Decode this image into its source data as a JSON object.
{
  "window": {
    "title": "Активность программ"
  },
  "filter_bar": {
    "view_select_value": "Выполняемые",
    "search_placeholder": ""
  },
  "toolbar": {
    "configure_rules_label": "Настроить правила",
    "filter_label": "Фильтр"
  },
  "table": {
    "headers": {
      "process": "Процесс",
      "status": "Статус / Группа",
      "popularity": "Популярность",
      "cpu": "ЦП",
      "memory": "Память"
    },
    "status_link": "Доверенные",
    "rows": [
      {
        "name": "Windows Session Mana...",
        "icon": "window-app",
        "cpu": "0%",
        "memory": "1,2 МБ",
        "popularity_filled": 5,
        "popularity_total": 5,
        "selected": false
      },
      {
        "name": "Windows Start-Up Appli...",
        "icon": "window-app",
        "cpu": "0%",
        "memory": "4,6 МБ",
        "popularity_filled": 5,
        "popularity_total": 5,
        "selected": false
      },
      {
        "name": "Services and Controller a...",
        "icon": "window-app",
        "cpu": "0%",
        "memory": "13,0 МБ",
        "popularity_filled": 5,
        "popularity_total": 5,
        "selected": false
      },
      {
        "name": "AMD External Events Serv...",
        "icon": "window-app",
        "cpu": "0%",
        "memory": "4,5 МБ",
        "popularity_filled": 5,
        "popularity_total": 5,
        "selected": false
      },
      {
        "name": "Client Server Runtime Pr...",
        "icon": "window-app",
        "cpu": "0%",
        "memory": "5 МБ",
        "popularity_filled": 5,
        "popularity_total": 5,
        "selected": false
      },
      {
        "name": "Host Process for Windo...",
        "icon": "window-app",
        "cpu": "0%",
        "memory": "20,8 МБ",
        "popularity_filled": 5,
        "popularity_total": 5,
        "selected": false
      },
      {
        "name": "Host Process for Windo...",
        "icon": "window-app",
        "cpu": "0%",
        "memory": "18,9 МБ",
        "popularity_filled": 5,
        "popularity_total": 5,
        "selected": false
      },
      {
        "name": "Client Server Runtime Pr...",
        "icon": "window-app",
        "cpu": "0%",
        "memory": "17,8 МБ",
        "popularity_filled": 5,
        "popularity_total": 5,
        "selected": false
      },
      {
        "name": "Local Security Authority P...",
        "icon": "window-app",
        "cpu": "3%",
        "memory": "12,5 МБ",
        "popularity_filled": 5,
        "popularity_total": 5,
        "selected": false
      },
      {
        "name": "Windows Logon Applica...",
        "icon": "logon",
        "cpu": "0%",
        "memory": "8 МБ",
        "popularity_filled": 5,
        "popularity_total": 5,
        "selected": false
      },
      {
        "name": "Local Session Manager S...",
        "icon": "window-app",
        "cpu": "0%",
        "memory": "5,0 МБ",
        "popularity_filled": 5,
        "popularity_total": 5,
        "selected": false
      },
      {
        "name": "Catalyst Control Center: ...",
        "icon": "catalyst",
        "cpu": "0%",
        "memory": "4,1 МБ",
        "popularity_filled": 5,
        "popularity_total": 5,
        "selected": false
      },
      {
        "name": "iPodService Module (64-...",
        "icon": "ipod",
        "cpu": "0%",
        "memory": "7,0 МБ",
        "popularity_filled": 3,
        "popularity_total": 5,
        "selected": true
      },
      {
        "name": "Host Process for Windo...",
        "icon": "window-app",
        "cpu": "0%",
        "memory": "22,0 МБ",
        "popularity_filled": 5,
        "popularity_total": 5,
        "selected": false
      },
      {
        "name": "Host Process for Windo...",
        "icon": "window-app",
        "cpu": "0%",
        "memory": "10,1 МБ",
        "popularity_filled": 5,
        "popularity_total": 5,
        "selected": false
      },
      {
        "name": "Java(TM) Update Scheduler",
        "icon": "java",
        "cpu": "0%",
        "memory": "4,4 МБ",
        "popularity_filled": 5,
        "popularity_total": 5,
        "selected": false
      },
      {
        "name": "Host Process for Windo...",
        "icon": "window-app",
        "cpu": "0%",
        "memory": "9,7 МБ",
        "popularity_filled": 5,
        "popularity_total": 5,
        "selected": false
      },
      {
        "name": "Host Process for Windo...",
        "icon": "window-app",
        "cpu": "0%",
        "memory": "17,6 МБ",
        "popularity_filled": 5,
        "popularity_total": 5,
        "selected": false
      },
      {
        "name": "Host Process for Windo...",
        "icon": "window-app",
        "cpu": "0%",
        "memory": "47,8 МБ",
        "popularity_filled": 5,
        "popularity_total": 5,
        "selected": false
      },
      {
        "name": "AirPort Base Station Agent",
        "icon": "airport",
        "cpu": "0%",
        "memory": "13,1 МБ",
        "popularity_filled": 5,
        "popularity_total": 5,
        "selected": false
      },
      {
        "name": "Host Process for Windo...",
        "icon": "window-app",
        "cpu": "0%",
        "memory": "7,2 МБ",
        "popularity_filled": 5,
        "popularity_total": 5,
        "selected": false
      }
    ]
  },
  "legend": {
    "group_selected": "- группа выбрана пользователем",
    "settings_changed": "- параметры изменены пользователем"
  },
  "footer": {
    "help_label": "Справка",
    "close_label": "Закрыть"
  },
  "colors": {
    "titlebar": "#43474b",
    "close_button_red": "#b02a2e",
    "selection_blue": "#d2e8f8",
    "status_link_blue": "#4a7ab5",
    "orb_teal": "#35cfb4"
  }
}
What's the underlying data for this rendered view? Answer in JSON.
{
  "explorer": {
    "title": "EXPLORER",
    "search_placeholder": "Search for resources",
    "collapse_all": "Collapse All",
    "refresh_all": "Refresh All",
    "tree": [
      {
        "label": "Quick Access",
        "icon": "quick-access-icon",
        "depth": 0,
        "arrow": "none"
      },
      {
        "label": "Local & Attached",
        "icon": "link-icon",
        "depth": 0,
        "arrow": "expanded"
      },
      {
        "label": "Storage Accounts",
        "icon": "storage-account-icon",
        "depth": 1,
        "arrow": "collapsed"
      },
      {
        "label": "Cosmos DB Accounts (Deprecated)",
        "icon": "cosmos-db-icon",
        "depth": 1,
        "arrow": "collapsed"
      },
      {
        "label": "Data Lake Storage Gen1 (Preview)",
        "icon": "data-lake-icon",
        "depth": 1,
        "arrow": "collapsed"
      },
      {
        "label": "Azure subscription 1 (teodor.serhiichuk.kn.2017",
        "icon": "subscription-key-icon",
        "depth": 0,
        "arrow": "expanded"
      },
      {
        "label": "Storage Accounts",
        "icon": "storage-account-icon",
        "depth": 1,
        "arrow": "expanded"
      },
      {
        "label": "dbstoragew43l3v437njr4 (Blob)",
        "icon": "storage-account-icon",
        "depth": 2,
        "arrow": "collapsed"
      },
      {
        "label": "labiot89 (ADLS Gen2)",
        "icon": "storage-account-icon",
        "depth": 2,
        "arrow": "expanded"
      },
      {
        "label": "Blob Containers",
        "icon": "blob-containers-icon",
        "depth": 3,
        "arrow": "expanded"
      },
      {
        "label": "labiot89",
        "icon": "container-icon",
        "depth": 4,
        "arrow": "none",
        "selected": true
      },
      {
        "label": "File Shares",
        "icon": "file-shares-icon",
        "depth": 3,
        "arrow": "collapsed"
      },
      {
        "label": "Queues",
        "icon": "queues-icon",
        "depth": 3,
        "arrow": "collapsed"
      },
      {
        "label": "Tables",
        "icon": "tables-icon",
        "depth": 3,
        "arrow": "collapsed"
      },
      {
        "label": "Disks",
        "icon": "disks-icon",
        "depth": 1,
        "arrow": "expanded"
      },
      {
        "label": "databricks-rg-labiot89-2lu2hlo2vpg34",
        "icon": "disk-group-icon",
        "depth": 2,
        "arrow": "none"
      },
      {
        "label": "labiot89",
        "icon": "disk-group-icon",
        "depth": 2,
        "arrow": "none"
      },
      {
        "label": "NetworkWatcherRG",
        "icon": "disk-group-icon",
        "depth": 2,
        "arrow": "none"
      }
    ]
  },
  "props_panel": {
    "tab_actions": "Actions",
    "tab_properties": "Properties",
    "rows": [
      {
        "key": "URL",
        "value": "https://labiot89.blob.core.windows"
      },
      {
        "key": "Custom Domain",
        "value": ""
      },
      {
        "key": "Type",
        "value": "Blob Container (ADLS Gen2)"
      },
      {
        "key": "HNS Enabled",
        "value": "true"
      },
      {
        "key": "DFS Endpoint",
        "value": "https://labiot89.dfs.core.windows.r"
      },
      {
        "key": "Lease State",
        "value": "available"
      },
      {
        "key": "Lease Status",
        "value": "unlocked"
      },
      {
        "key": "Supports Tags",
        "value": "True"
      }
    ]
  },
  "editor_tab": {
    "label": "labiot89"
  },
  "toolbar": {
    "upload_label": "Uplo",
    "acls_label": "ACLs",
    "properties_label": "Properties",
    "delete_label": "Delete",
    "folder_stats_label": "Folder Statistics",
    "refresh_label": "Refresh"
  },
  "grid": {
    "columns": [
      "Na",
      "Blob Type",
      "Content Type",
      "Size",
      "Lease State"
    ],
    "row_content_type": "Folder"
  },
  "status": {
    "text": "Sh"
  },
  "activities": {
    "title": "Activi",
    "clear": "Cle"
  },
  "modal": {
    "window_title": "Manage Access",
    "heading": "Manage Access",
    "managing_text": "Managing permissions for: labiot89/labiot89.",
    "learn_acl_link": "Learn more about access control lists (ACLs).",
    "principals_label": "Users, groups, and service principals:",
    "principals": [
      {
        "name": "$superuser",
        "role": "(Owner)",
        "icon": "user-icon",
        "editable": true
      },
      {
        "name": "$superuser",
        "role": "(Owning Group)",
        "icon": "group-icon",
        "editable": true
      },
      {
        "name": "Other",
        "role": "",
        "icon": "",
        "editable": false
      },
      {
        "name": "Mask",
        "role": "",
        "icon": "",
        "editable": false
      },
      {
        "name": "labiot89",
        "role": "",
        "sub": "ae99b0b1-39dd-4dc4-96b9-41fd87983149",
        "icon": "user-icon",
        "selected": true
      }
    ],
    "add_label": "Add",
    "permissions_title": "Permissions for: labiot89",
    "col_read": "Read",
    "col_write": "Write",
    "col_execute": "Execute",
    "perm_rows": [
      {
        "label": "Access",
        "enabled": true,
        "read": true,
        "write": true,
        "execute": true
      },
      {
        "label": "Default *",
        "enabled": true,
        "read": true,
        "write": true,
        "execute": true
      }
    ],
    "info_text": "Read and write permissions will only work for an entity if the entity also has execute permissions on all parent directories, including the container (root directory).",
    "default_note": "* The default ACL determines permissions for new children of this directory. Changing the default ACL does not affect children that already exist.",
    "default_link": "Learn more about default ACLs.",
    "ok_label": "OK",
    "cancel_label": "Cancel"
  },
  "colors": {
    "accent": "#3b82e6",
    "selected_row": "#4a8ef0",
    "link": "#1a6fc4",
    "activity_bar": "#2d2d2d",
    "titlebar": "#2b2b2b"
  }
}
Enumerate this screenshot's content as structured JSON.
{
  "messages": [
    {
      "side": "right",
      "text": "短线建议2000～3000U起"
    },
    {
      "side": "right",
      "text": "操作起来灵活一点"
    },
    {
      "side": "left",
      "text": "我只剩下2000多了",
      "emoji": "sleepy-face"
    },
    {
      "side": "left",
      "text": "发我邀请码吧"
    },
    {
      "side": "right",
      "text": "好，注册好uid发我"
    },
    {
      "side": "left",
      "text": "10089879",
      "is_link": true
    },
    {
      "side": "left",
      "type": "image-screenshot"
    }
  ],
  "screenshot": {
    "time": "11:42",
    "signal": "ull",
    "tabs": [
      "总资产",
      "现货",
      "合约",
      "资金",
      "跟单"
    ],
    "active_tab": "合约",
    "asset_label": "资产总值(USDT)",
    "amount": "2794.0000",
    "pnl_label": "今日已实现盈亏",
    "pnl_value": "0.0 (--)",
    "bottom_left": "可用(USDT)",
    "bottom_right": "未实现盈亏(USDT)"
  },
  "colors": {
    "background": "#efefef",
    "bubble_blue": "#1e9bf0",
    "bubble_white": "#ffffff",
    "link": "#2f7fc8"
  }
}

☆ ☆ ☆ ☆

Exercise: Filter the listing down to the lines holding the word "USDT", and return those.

Exercise answer:
    "asset_label": "资产总值(USDT)",
    "bottom_left": "可用(USDT)",
    "bottom_right": "未实现盈亏(USDT)"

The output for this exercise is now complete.